=== Data for this exercise ===

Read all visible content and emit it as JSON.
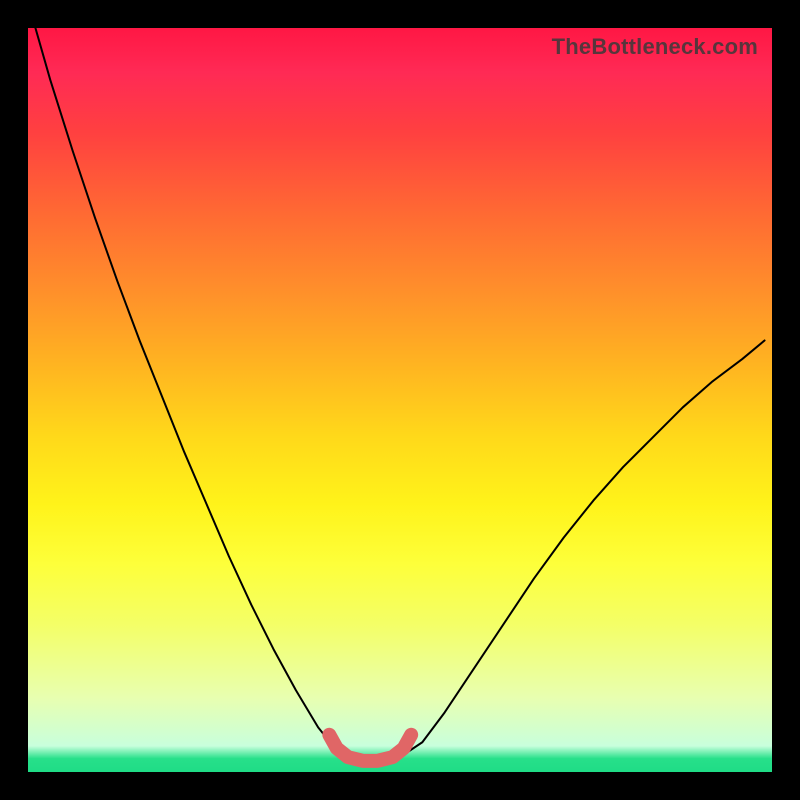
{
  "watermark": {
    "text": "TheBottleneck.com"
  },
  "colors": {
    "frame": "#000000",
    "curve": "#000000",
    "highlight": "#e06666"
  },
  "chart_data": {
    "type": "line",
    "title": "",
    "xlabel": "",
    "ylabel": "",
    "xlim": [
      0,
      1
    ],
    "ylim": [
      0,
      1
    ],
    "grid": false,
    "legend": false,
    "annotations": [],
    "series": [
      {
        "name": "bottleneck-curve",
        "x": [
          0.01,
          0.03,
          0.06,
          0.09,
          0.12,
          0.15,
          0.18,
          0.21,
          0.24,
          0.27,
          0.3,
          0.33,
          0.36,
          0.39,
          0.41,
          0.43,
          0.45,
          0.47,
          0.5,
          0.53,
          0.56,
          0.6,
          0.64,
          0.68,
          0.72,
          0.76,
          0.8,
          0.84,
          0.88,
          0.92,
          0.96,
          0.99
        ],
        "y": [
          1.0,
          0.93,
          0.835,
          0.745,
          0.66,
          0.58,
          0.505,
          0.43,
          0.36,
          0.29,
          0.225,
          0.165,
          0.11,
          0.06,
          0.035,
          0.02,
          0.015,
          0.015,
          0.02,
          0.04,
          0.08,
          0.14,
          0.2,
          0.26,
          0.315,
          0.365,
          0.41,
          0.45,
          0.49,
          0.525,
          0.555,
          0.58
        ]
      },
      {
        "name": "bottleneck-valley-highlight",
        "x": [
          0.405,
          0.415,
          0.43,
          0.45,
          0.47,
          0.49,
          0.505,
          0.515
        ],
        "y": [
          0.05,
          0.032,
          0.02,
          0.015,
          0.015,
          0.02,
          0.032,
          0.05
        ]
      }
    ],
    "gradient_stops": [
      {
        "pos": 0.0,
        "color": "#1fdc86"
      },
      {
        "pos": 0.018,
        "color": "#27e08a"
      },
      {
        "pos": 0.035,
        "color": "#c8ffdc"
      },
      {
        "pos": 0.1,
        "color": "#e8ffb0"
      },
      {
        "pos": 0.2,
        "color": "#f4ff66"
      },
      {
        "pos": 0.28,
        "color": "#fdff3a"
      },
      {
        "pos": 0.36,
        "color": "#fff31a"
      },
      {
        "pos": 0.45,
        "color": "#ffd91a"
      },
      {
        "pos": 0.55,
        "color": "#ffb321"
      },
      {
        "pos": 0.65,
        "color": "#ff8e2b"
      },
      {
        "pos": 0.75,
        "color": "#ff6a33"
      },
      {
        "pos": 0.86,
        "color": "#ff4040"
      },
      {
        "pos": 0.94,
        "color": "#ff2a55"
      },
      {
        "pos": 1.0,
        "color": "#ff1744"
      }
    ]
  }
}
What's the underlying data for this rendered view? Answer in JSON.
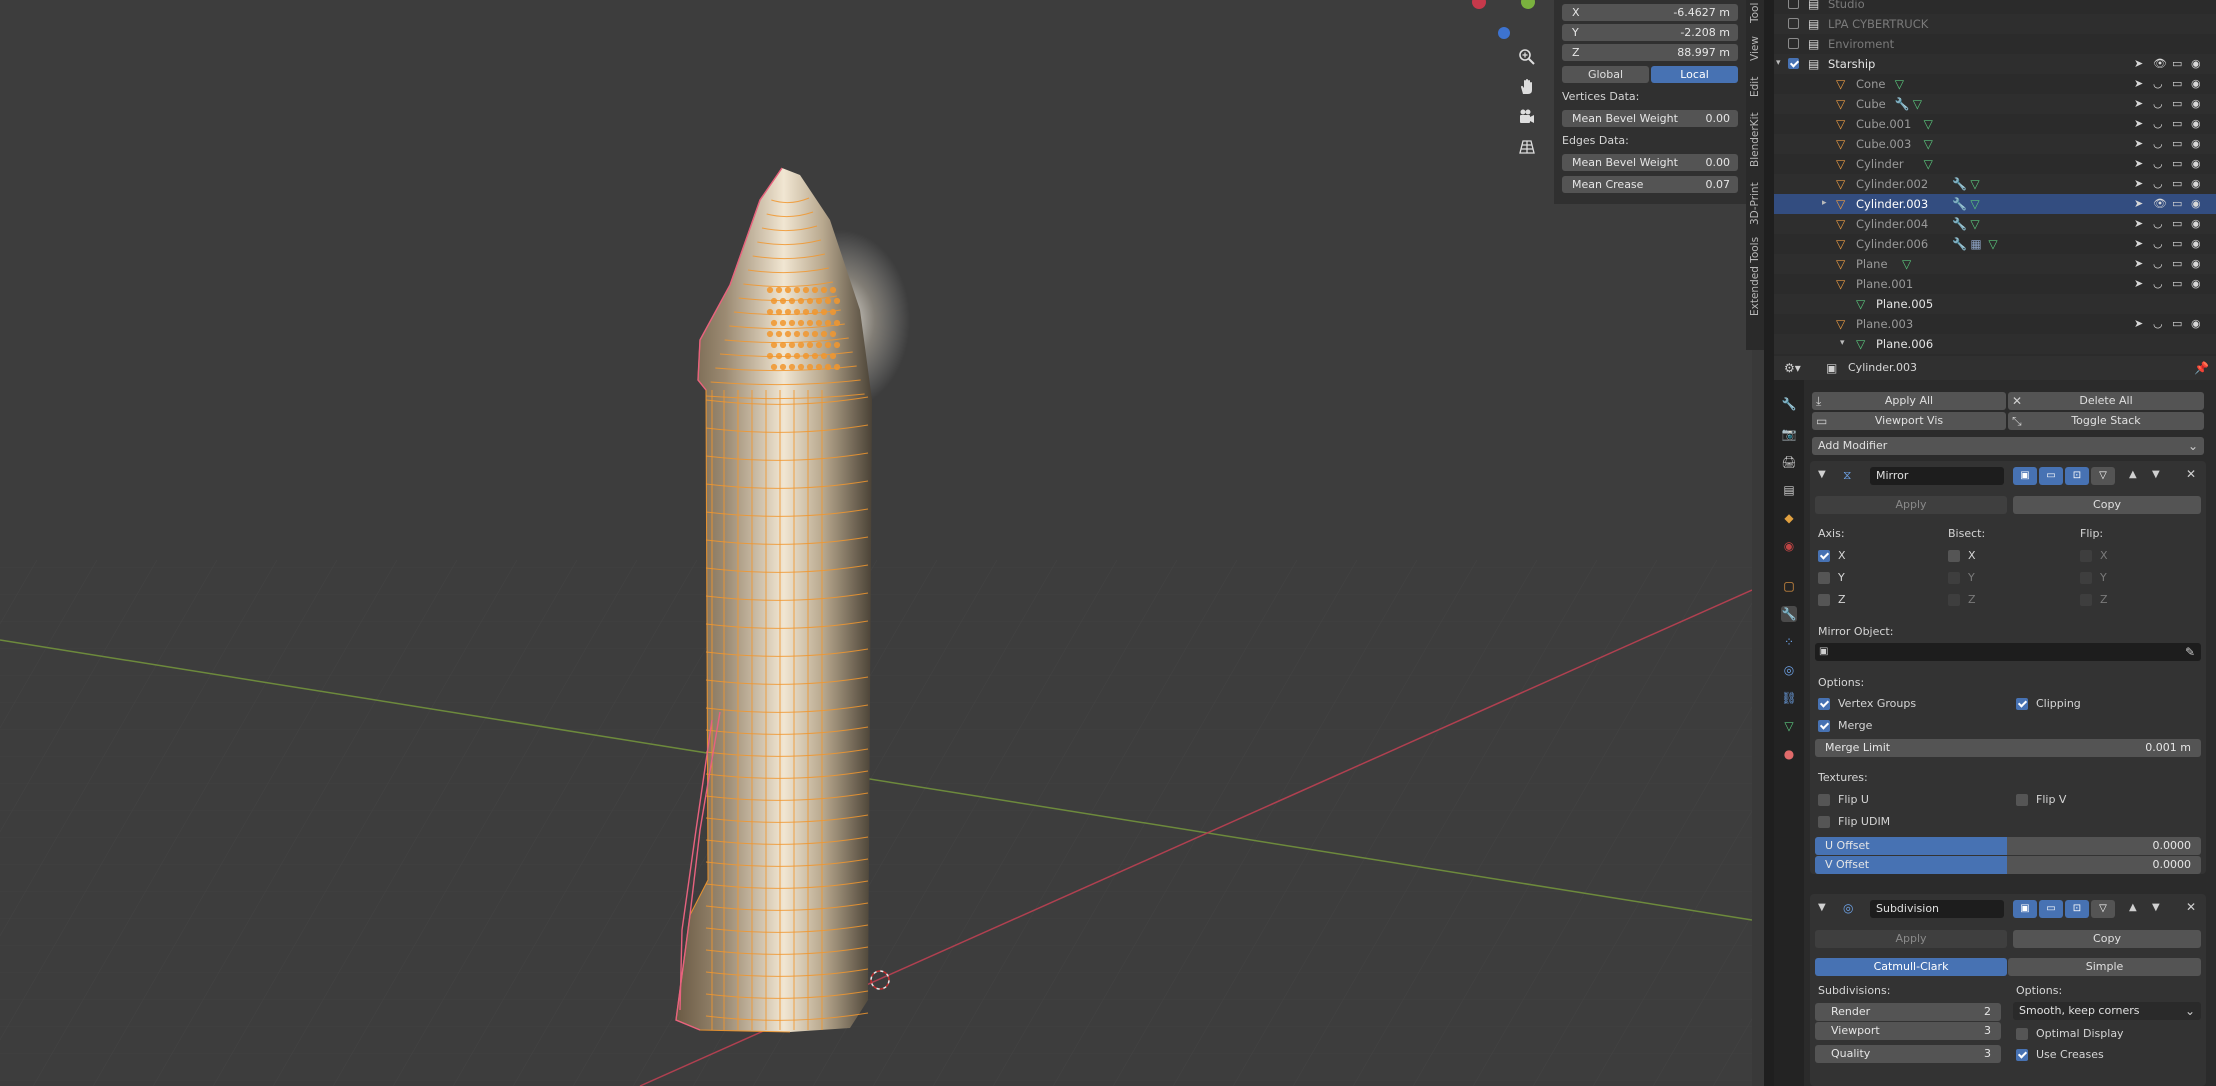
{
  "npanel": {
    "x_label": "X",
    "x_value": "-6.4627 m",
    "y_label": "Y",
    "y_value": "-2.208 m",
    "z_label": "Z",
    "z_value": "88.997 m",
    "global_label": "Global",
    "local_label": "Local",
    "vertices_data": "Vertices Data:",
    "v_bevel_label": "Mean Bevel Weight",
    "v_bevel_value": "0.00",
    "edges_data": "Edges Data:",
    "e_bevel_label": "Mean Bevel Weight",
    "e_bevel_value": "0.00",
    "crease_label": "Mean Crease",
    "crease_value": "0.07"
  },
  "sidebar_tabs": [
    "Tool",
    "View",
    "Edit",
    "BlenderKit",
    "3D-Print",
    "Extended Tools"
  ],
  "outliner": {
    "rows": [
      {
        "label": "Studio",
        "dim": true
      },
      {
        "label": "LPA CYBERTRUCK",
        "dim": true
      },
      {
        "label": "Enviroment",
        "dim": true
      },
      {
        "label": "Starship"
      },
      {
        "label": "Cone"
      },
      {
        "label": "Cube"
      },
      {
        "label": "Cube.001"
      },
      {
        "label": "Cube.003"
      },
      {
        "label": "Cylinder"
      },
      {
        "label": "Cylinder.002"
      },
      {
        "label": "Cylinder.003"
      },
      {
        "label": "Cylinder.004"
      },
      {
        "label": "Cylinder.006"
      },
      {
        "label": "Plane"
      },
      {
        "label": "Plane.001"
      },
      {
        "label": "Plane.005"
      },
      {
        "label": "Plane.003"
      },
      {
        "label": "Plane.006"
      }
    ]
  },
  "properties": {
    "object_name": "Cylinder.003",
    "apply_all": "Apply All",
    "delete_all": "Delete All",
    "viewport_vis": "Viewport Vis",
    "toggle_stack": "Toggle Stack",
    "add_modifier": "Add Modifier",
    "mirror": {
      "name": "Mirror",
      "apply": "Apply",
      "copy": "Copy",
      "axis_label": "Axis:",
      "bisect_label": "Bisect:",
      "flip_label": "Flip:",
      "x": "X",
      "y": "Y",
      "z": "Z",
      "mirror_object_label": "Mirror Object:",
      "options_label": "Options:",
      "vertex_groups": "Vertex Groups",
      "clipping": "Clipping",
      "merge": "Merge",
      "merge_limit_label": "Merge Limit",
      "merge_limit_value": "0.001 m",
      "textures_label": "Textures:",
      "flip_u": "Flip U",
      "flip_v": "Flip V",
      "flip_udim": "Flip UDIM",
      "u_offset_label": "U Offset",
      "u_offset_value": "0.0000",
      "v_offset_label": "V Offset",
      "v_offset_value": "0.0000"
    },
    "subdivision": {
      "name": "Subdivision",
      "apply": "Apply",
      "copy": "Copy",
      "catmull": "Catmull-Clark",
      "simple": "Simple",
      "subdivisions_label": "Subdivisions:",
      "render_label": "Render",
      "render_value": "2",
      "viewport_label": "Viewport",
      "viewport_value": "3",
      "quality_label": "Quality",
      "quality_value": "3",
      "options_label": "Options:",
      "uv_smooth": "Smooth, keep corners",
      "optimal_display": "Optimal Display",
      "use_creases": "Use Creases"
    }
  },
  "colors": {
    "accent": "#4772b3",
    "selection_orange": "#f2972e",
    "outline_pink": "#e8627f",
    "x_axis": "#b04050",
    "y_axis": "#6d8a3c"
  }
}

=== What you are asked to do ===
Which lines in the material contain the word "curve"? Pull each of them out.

=== Written solution ===
    "curve": "#000000",
        "name": "bottleneck-curve",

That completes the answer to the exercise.